I was seventeen years old at the time of the accident; Harvey, the man who hit me with his car was twenty one. We saw each other for the first time a few years after the accident at the trial. We weren't allowed to speak to each other. Not that I wanted to talk to him; I wanted to punch his face in. I wasn't allowed to. The trial lasted a week and my lawyer could tell, by the questions the jury was asking, that they were likely going to be a hung jury. Which would mean another trial. I knew I couldn't go through that again. My defense mechanism is amnesia and I only remember about 4 hours of that whole week. It was grueling. We decided to settle which, meant I didn't get much compensation. More fuel to my fire of anger. When it was all over, a juror came up to me and apologized, explaining that there was one juror who thought it was my fault. I freaked out. If ever there was a time in my life when I wanted to run, it was in that moment. I could only walk quickly to the nearest exit and limp my way down the two flights of stairs. My sister followed me, easily caught up to me, grabbed me and held me tight. My tears soaked the shoulder of her shirt.
I didn't see Harvey again for fifteen years. On the fifteenth anniversary of my accident, I called Harvey to yell at him for ignoring me for fifteen years, for ripping off my leg, for ruining my life. (He didn't really ruin my life. I mean, I was healthy, relatively happy, and active, but it would have been much more dramatic to say, You Ruined My Life!). I wanted him to pay. His insurance company paid the settlement so, as far as I could tell, he had had no consequences to "ruining my life." His time had come.
I don't mean to be a tease, but the rest of this story is going to be published soon and I don't think the publisher would appreciate it if I gave away the ending. I've written an essay about my experience with Harvey which is in the upcoming anthology, The Spirit of a Woman, Stories to Empower and Inspire, edited by Terry Laszlo-Gopadze.
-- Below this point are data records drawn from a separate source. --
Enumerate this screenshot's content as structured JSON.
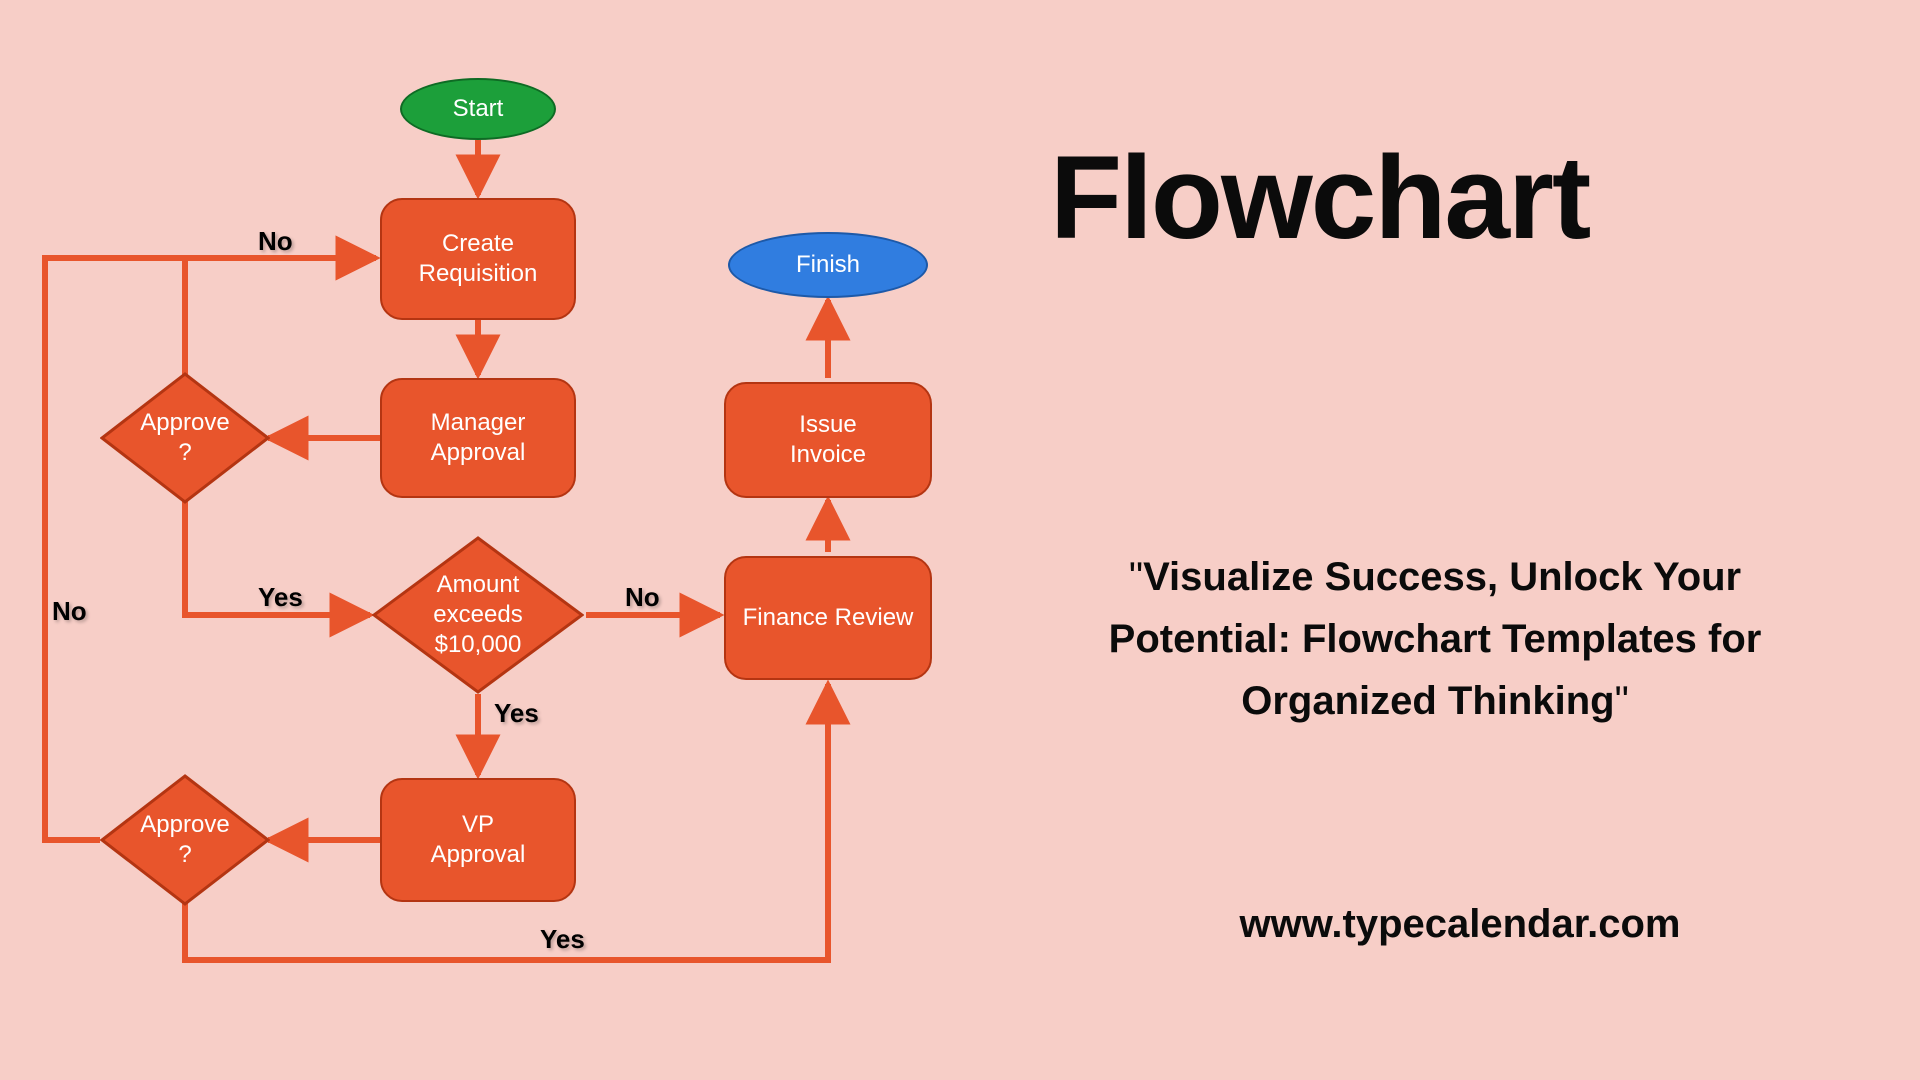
{
  "title": "Flowchart",
  "quote": "Visualize Success, Unlock Your Potential: Flowchart Templates for Organized Thinking",
  "url": "www.typecalendar.com",
  "nodes": {
    "start": "Start",
    "finish": "Finish",
    "create_req": "Create\nRequisition",
    "mgr_approval": "Manager\nApproval",
    "approve1": "Approve\n?",
    "amount": "Amount\nexceeds\n$10,000",
    "vp_approval": "VP\nApproval",
    "approve2": "Approve\n?",
    "finance": "Finance Review",
    "issue": "Issue\nInvoice"
  },
  "labels": {
    "no": "No",
    "yes": "Yes"
  }
}
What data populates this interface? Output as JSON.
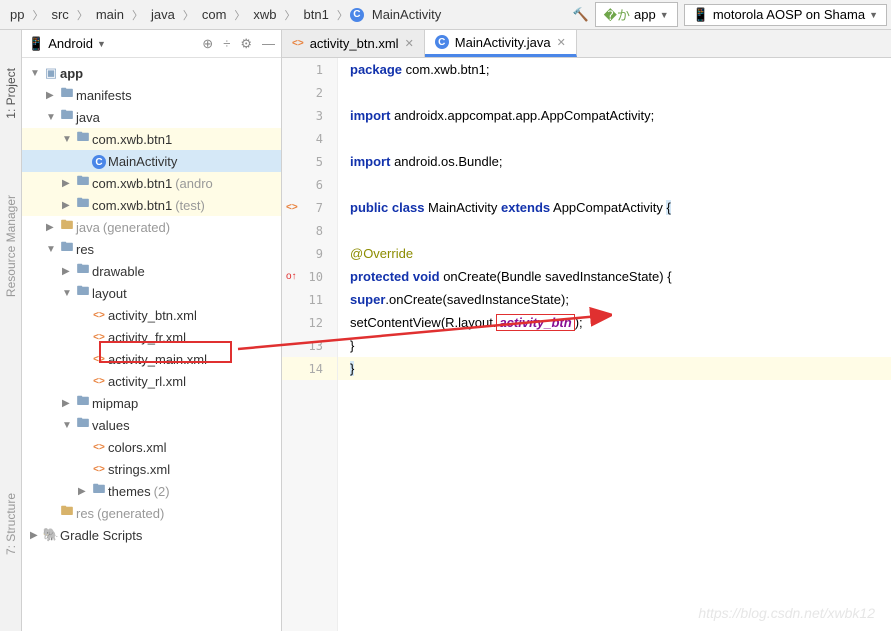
{
  "breadcrumbs": [
    "pp",
    "src",
    "main",
    "java",
    "com",
    "xwb",
    "btn1",
    "MainActivity"
  ],
  "toolbar": {
    "config": "app",
    "device": "motorola AOSP on Shama"
  },
  "sideTabs": {
    "project": "1: Project",
    "resmgr": "Resource Manager",
    "structure": "7: Structure"
  },
  "panel": {
    "title": "Android"
  },
  "tree": {
    "app": "app",
    "manifests": "manifests",
    "java": "java",
    "pkg": "com.xwb.btn1",
    "mainActivity": "MainActivity",
    "pkgAndroid": "com.xwb.btn1",
    "pkgAndroidSuffix": "(andro",
    "pkgTest": "com.xwb.btn1",
    "pkgTestSuffix": "(test)",
    "javaGen": "java",
    "javaGenSuffix": "(generated)",
    "res": "res",
    "drawable": "drawable",
    "layout": "layout",
    "layout_files": [
      "activity_btn.xml",
      "activity_fr.xml",
      "activity_main.xml",
      "activity_rl.xml"
    ],
    "mipmap": "mipmap",
    "values": "values",
    "values_files": [
      "colors.xml",
      "strings.xml"
    ],
    "themes": "themes",
    "themesSuffix": "(2)",
    "resGen": "res",
    "resGenSuffix": "(generated)",
    "gradle": "Gradle Scripts"
  },
  "tabs": [
    {
      "icon": "xml",
      "label": "activity_btn.xml",
      "active": false
    },
    {
      "icon": "class",
      "label": "MainActivity.java",
      "active": true
    }
  ],
  "code": {
    "l1_a": "package",
    "l1_b": " com.xwb.btn1;",
    "l3_a": "import",
    "l3_b": " androidx.appcompat.app.AppCompatActivity;",
    "l5_a": "import",
    "l5_b": " android.os.Bundle;",
    "l7_a": "public class",
    "l7_b": " MainActivity ",
    "l7_c": "extends",
    "l7_d": " AppCompatActivity ",
    "l7_e": "{",
    "l9": "@Override",
    "l10_a": "protected void",
    "l10_b": " onCreate(Bundle savedInstanceState) {",
    "l11_a": "super",
    "l11_b": ".onCreate(savedInstanceState);",
    "l12_a": "setContentView(R.layout.",
    "l12_b": "activity_btn",
    "l12_c": ");",
    "l13": "}",
    "l14": "}"
  },
  "watermark": "https://blog.csdn.net/xwbk12"
}
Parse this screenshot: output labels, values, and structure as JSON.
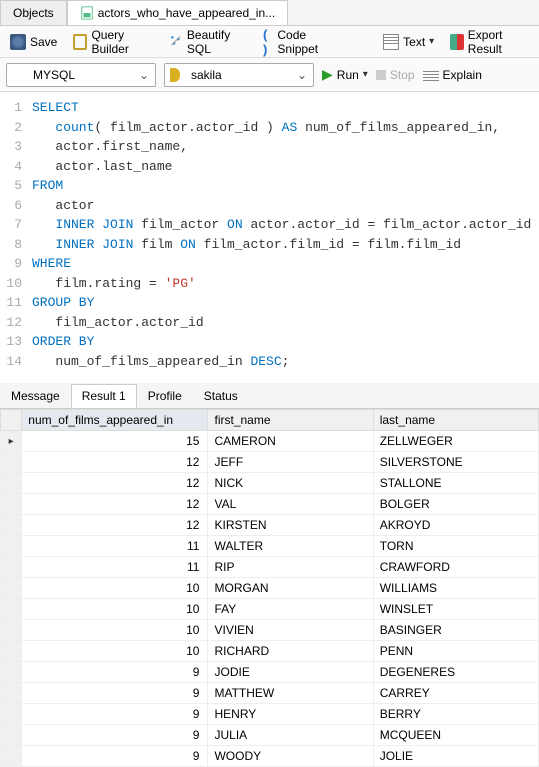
{
  "topTabs": {
    "objects": "Objects",
    "query": "actors_who_have_appeared_in..."
  },
  "toolbar": {
    "save": "Save",
    "queryBuilder": "Query Builder",
    "beautify": "Beautify SQL",
    "codeSnippet": "Code Snippet",
    "text": "Text",
    "export": "Export Result"
  },
  "toolbar2": {
    "engine": "MYSQL",
    "database": "sakila",
    "run": "Run",
    "stop": "Stop",
    "explain": "Explain"
  },
  "sql": {
    "lines": [
      {
        "n": 1,
        "t": "SELECT",
        "cls": "kw"
      },
      {
        "n": 2,
        "pre": "   ",
        "seg": [
          {
            "t": "count",
            "cls": "fn"
          },
          {
            "t": "( film_actor.actor_id ) "
          },
          {
            "t": "AS",
            "cls": "kw"
          },
          {
            "t": " num_of_films_appeared_in,"
          }
        ]
      },
      {
        "n": 3,
        "pre": "   ",
        "seg": [
          {
            "t": "actor.first_name,"
          }
        ]
      },
      {
        "n": 4,
        "pre": "   ",
        "seg": [
          {
            "t": "actor.last_name"
          }
        ]
      },
      {
        "n": 5,
        "seg": [
          {
            "t": "FROM",
            "cls": "kw"
          }
        ]
      },
      {
        "n": 6,
        "pre": "   ",
        "seg": [
          {
            "t": "actor"
          }
        ]
      },
      {
        "n": 7,
        "pre": "   ",
        "seg": [
          {
            "t": "INNER JOIN",
            "cls": "kw"
          },
          {
            "t": " film_actor "
          },
          {
            "t": "ON",
            "cls": "kw"
          },
          {
            "t": " actor.actor_id = film_actor.actor_id"
          }
        ]
      },
      {
        "n": 8,
        "pre": "   ",
        "seg": [
          {
            "t": "INNER JOIN",
            "cls": "kw"
          },
          {
            "t": " film "
          },
          {
            "t": "ON",
            "cls": "kw"
          },
          {
            "t": " film_actor.film_id = film.film_id"
          }
        ]
      },
      {
        "n": 9,
        "seg": [
          {
            "t": "WHERE",
            "cls": "kw"
          }
        ]
      },
      {
        "n": 10,
        "pre": "   ",
        "seg": [
          {
            "t": "film.rating = "
          },
          {
            "t": "'PG'",
            "cls": "str"
          }
        ]
      },
      {
        "n": 11,
        "seg": [
          {
            "t": "GROUP BY",
            "cls": "kw"
          }
        ]
      },
      {
        "n": 12,
        "pre": "   ",
        "seg": [
          {
            "t": "film_actor.actor_id"
          }
        ]
      },
      {
        "n": 13,
        "seg": [
          {
            "t": "ORDER BY",
            "cls": "kw"
          }
        ]
      },
      {
        "n": 14,
        "pre": "   ",
        "seg": [
          {
            "t": "num_of_films_appeared_in "
          },
          {
            "t": "DESC",
            "cls": "kw"
          },
          {
            "t": ";"
          }
        ]
      }
    ]
  },
  "midTabs": {
    "message": "Message",
    "result": "Result 1",
    "profile": "Profile",
    "status": "Status"
  },
  "grid": {
    "columns": [
      "num_of_films_appeared_in",
      "first_name",
      "last_name"
    ],
    "rows": [
      [
        15,
        "CAMERON",
        "ZELLWEGER"
      ],
      [
        12,
        "JEFF",
        "SILVERSTONE"
      ],
      [
        12,
        "NICK",
        "STALLONE"
      ],
      [
        12,
        "VAL",
        "BOLGER"
      ],
      [
        12,
        "KIRSTEN",
        "AKROYD"
      ],
      [
        11,
        "WALTER",
        "TORN"
      ],
      [
        11,
        "RIP",
        "CRAWFORD"
      ],
      [
        10,
        "MORGAN",
        "WILLIAMS"
      ],
      [
        10,
        "FAY",
        "WINSLET"
      ],
      [
        10,
        "VIVIEN",
        "BASINGER"
      ],
      [
        10,
        "RICHARD",
        "PENN"
      ],
      [
        9,
        "JODIE",
        "DEGENERES"
      ],
      [
        9,
        "MATTHEW",
        "CARREY"
      ],
      [
        9,
        "HENRY",
        "BERRY"
      ],
      [
        9,
        "JULIA",
        "MCQUEEN"
      ],
      [
        9,
        "WOODY",
        "JOLIE"
      ]
    ]
  }
}
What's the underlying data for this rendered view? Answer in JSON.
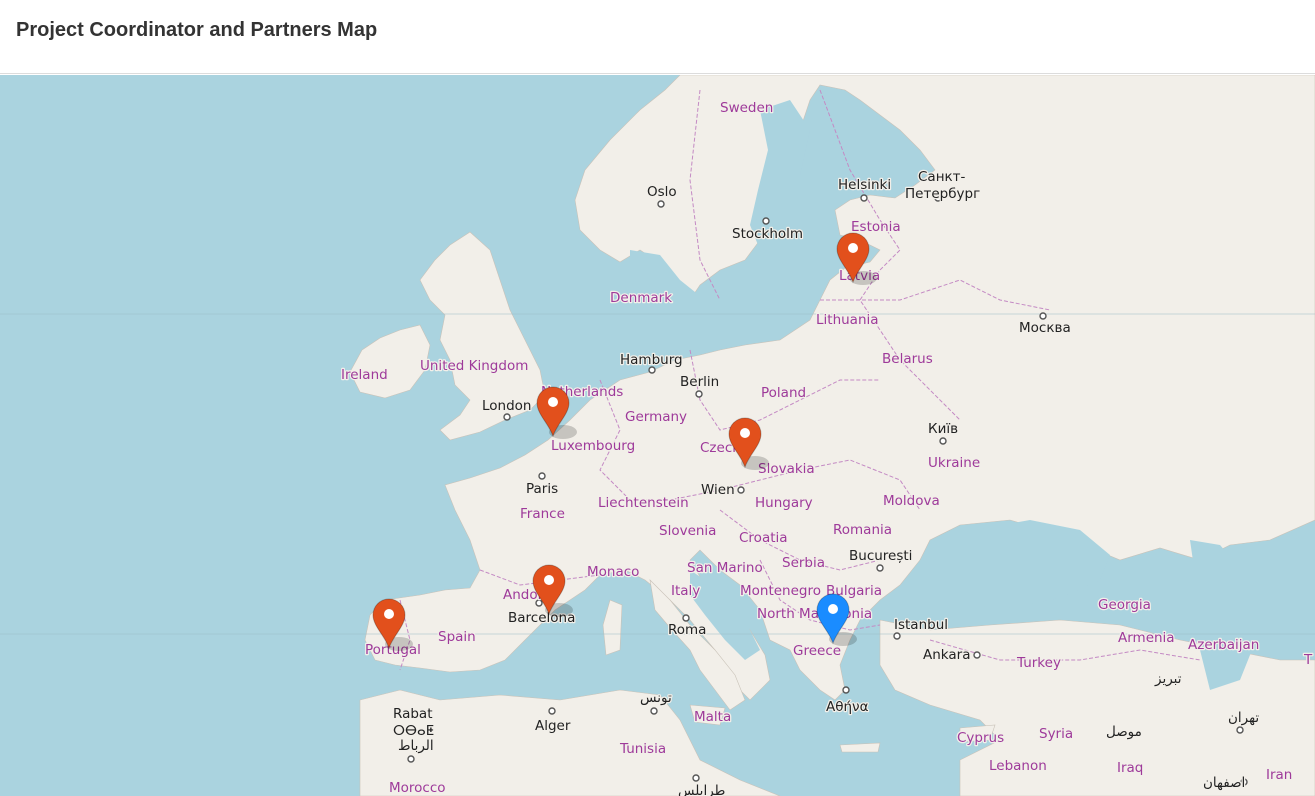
{
  "header": {
    "title": "Project Coordinator and Partners Map"
  },
  "map": {
    "tile_style": "OpenStreetMap standard",
    "colors": {
      "water": "#aad3df",
      "land": "#f2efe9",
      "border": "#c48ac4",
      "country_label": "#9e3a9a",
      "partner_marker": "#e2501c",
      "coordinator_marker": "#1a8cff"
    },
    "country_labels": [
      "Sweden",
      "Estonia",
      "Latvia",
      "Denmark",
      "Lithuania",
      "Belarus",
      "Ireland",
      "United Kingdom",
      "Netherlands",
      "Germany",
      "Poland",
      "Czechia",
      "Slovakia",
      "Ukraine",
      "Luxembourg",
      "France",
      "Liechtenstein",
      "Hungary",
      "Moldova",
      "Slovenia",
      "Croatia",
      "Romania",
      "Monaco",
      "San Marino",
      "Serbia",
      "Montenegro",
      "Bulgaria",
      "Andorra",
      "Italy",
      "North Macedonia",
      "Spain",
      "Portugal",
      "Greece",
      "Turkey",
      "Georgia",
      "Armenia",
      "Azerbaijan",
      "Malta",
      "Tunisia",
      "Cyprus",
      "Syria",
      "Lebanon",
      "Iraq",
      "Iran",
      "Morocco",
      "T"
    ],
    "city_labels": [
      "Oslo",
      "Stockholm",
      "Helsinki",
      "Санкт-",
      "Петербург",
      "Москва",
      "Hamburg",
      "Berlin",
      "London",
      "Київ",
      "Paris",
      "Wien",
      "București",
      "Barcelona",
      "Roma",
      "Istanbul",
      "Ankara",
      "Αθήνα",
      "Alger",
      "تونس",
      "Rabat",
      "ⵔⴱⴰⵟ",
      "الرباط",
      "موصل",
      "تبریز",
      "تهران",
      "اصفهان",
      "طرابلس"
    ],
    "markers": [
      {
        "role": "partner",
        "country": "Latvia"
      },
      {
        "role": "partner",
        "country": "Netherlands"
      },
      {
        "role": "partner",
        "country": "Czechia"
      },
      {
        "role": "partner",
        "country": "Andorra"
      },
      {
        "role": "partner",
        "country": "Portugal"
      },
      {
        "role": "coordinator",
        "country": "North Macedonia"
      }
    ]
  }
}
It will be in major bookstores in June, but pre-orders are being taken now. There's a link on the right side of my blog in which to pre-order. I am honored to be sharing space in the same book as some amazing women: Angeles Arrien, Christina Baldwin, Lauren Artress, just to name a few.
I can tell you that I've thought a lot about forgiveness over the years. I've come to the conclusion that forgiveness is a choice, forgiveness is a process, and forgiveness has been a gift I've given myself.